Louis, Robert and Winston: traces of the famous at a Bucks historic house

Off the A418 between Aylesbury and Thame sits a historic house that once housed a French monarch for five years.  Hartwell House, now a luxury hotel under National Trust ownership, was home to the court of Louis XVIII of France (pictured above in a portrait by Francois Gerard) during his exile between 1809 and 1814. The court included Louis’s brother the Comte d’Artois (who succeeded him as Charles X) and Gustavus IV, the exiled King of Sweden.

Perhaps less predictably, the advent of Louis’s court also saw the conversion of the roof into a miniature farm with cage-reared rabbits and birds and tubs of cultivated herbs and vegetables.  Emigrés fleeing from the post-revolutionary regime used Hartwell’s outbuildings as shops to earn some much-needed cash.

Over the centuries, Hartwell has had many famous connections, some of them international. For several centuries it was the property of the Lees, ancestors of US Civil War Confederate commander Robert E Lee – and US troops were stationed and trained here during World War II.  A later owner was Ernest Cook, grandson of Thomas Cook, whose temperance campaigns were the original inspiration for his pioneering work in travel and tourism.

But if you’re looking for an unexpected trace of the great and the good, go inside and look at the extravagant staircase of Jacobean origin. A fire damaged the balustrade in the 1960s and the replacement balusters include carved figures of GK Chesterton and Winston Churchill; the identities of the other, mostly rather grotesque figures are not known for sure.

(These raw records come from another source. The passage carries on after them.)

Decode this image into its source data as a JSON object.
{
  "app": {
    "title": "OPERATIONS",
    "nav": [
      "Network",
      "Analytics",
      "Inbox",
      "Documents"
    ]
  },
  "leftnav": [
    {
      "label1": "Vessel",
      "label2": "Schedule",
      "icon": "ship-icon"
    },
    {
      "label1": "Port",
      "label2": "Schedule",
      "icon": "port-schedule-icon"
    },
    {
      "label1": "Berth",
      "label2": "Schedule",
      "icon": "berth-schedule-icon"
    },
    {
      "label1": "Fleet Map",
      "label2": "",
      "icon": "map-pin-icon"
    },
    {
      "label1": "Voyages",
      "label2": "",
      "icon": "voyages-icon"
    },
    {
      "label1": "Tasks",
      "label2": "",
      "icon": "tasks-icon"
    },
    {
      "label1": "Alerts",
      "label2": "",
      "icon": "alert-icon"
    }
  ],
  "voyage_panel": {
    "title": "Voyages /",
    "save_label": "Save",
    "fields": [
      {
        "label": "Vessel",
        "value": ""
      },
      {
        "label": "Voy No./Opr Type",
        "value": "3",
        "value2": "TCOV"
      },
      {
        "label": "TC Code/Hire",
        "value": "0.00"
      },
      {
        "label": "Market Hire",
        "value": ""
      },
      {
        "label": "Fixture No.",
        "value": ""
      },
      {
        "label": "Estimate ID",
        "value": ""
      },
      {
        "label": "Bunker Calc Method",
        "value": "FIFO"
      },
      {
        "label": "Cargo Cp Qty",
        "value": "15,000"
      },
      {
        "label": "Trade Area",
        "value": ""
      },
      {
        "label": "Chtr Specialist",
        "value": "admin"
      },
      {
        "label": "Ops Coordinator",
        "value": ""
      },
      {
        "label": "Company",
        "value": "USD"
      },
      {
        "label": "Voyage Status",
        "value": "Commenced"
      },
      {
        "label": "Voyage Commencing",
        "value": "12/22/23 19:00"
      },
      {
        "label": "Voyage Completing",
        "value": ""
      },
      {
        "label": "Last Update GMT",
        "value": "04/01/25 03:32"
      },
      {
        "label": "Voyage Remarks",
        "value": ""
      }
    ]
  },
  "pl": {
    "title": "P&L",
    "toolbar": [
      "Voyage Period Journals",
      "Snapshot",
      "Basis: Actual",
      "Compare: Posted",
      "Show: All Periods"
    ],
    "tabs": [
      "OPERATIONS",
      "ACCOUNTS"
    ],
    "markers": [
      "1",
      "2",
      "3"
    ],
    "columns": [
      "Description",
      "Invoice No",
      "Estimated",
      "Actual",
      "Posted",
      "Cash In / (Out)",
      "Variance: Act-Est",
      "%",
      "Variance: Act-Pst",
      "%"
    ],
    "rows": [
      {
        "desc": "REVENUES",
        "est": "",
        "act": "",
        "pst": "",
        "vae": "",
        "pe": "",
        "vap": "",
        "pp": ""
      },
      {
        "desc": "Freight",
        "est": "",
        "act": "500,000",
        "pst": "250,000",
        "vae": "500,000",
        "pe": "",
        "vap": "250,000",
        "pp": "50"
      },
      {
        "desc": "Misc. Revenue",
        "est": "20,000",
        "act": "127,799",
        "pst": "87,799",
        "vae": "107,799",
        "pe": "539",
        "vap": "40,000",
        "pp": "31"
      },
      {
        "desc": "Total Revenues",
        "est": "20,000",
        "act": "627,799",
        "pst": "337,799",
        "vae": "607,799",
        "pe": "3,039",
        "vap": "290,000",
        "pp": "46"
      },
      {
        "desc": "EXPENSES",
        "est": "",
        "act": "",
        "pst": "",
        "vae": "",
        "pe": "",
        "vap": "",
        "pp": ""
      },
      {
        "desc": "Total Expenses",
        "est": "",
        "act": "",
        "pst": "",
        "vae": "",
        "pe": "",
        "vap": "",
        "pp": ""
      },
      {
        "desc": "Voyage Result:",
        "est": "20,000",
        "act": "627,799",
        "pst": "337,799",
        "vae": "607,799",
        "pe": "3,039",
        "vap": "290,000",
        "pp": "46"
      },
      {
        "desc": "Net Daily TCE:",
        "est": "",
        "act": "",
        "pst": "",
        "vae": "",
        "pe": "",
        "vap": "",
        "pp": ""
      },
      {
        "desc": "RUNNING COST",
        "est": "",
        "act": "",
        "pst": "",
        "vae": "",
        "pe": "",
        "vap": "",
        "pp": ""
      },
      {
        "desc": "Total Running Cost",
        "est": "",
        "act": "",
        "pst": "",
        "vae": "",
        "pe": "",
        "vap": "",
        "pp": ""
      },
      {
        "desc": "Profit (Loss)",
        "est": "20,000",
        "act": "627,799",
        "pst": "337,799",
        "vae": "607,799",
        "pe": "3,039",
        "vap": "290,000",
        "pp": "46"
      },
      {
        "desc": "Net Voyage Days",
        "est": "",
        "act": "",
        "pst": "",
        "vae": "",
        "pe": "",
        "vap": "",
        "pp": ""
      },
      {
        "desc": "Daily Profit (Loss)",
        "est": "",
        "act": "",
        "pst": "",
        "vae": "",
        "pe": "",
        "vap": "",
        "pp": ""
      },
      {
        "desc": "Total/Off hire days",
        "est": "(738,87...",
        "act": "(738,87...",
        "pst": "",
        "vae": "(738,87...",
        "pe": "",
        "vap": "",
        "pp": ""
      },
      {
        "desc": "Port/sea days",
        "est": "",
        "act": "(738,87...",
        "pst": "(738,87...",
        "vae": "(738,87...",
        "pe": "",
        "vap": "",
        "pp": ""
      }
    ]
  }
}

The Chilterns Brigadoon: Halton House

In the village of Halton, just outside Wendover, sits a historic house which opens, Brigadoon-like, just once a year, as part of a national initiative called Heritage Open Days. Despite having lived in the area for the past 25 years and more, we had never visited Halton House until earlier this month.

It’s well worth a visit. Halton House represents the junction of two eras: the late Victorian and Edwardian years, a time of leisure and affluence, at least for some; and the First World War and the more egalitarian times which followed.  Alfred de Rothschild had the house built in three years (1880-3) as somewhere to relax from his banking work in London and as a suitable place to entertain his friends – who happened to include the Prince of Wales.  From the outside, it’s hard to avoid the conclusion that Alfred was trying to emulate his brother-in-law’s efforts at nearby Waddesdon Manor, with sandstone turrets suggesting a French chateau as inspiration.  Inside it’s more eclectic and attracted some criticism from contemporaries.

All eras end. War came and Alfred offered the estate – which covered over 3,000 acres – to Lord Kitchener as a training venue for troops.  The new School of Technical Training emerged here as a training body for the Royal Flying Corps, known later as the Royal Air Force.  The RAF bought the estate from Alfred’s nephew, his heir after he died unmarried in 1918. It has been known as RAF Halton ever since, with the house serving as the Officers’ Mess.  Apparently there is some prospect that the RAF will leave the site in a few years time, and no doubt there is a good case for building some much-needed housing on part of the estate. Hopefully Halton House will survive, as a reminder of the history and heritage of Halton.